In recent months, we’ve seen a new confidence in talking about religion from the Coalition. In contrast with the last government’s reticence on the subject, we’ve had David Cameron extolling the virtues of the King James Version, and Michael Gove proposing to send a Bible to every school. Cameron went so far as to distinguish himself from Labour explicitly: “People often say politicians shouldn’t ‘do God.'” In fact, he said, politicians should recognise “both what our faith communities bring to our country… and also how incredibly important faith is to many people in Britain.”
Have we then moved from a government unprepared to engage with matters of faith, to a new dawn of understanding about the role of religion in public life?
Yes and no. New research, being presented at the first of a series of debates organised by the Arts and Humanities Research Council (AHRC) and the Economic and Social Research Council (ESRC) “Religion and Society Programme,” former MP Charles Clarke and Theos, suggests the picture is more complex.
The research, carried out by Dr Therese O’Toole, reassessed the key project from the Coalition in this area: “Near Neighbours.” The project reveals a subtle change in approach to faith groups: it releases £5m of funding to four areas in England, with the aim of promoting interactions across faith and non-faith groups.
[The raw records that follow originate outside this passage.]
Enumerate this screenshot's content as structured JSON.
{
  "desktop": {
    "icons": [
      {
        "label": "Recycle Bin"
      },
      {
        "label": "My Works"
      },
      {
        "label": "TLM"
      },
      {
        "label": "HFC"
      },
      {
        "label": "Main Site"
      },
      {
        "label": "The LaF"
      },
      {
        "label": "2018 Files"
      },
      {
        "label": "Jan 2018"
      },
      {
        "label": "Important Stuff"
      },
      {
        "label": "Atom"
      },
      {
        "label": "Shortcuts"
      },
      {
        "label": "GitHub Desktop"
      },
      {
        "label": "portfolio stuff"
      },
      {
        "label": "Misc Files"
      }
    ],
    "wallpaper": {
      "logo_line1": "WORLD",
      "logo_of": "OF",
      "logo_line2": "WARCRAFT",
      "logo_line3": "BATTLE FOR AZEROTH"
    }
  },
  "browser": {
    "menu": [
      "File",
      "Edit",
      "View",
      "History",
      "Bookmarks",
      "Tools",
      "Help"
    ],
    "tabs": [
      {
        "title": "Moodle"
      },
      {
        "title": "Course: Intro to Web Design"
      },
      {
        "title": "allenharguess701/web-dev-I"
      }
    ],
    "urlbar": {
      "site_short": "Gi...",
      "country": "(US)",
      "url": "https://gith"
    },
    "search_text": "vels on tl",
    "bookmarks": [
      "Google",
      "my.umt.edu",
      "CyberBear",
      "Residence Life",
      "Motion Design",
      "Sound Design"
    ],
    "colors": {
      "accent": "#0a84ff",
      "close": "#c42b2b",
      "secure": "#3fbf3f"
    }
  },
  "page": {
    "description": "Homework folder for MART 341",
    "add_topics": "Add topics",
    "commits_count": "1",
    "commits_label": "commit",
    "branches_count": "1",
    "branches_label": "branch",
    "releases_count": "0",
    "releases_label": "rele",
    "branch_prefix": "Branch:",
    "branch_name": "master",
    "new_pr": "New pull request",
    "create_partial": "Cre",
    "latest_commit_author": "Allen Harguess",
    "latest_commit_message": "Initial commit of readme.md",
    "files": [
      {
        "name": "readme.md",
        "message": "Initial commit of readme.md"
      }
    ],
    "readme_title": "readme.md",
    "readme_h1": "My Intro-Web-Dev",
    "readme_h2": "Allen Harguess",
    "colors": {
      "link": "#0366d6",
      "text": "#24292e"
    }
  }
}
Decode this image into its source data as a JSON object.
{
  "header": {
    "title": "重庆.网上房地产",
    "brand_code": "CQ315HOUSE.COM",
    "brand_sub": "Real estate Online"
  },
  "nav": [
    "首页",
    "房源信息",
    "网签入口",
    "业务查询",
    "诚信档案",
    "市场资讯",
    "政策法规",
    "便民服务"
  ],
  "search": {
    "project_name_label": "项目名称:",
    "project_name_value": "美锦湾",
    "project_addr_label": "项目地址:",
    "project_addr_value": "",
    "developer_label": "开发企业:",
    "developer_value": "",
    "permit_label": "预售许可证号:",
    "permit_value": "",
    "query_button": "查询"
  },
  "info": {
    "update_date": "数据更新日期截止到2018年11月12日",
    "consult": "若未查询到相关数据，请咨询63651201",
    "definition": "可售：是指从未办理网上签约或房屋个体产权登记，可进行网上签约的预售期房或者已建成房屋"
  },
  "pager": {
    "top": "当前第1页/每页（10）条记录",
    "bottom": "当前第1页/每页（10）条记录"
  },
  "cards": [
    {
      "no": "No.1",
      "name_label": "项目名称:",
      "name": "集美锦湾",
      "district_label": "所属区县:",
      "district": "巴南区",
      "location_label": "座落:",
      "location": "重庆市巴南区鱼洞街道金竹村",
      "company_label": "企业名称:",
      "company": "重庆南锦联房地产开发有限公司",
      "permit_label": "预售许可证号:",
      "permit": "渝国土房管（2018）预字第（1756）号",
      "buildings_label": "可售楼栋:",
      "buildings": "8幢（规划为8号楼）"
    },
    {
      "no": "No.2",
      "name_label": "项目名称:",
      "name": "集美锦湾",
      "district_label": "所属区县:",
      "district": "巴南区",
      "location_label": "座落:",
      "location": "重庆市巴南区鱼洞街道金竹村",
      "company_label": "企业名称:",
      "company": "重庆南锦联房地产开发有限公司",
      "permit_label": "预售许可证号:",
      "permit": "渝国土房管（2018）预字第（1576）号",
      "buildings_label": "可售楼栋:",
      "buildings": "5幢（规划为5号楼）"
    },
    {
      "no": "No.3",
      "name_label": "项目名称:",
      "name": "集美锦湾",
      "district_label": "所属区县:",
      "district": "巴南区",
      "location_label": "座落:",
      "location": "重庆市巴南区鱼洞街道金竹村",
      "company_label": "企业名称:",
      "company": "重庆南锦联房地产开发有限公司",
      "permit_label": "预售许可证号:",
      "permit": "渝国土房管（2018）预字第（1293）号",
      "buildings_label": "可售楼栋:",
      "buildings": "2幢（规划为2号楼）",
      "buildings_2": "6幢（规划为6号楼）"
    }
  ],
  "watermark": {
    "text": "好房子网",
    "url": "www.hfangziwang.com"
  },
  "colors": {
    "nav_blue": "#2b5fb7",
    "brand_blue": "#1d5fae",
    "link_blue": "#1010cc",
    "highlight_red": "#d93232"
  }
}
Launched last year, it offers small grants of between £250 and £5,000 to local groups for projects that bring people of different faiths together.
It’s a “Big Society” initiative, which hopes to enable local communities and faith groups in particular, to create their own local solutions to social problems. But what is particularly novel is that the programme is administered by the Church of England, and applicants require the counter-signature of vicars from the parishes in which the projects would take place.
This coalition initiative places the Church of England in a new role, as broker and arbiter of local interfaith activity—which raises a series of questions. Does the Church of England have the capacity for the job? Does Anglicanism still have the central place in the religious landscape of the UK as it once did? And perhaps most pressingly, will religious minorities be able to access the funding if…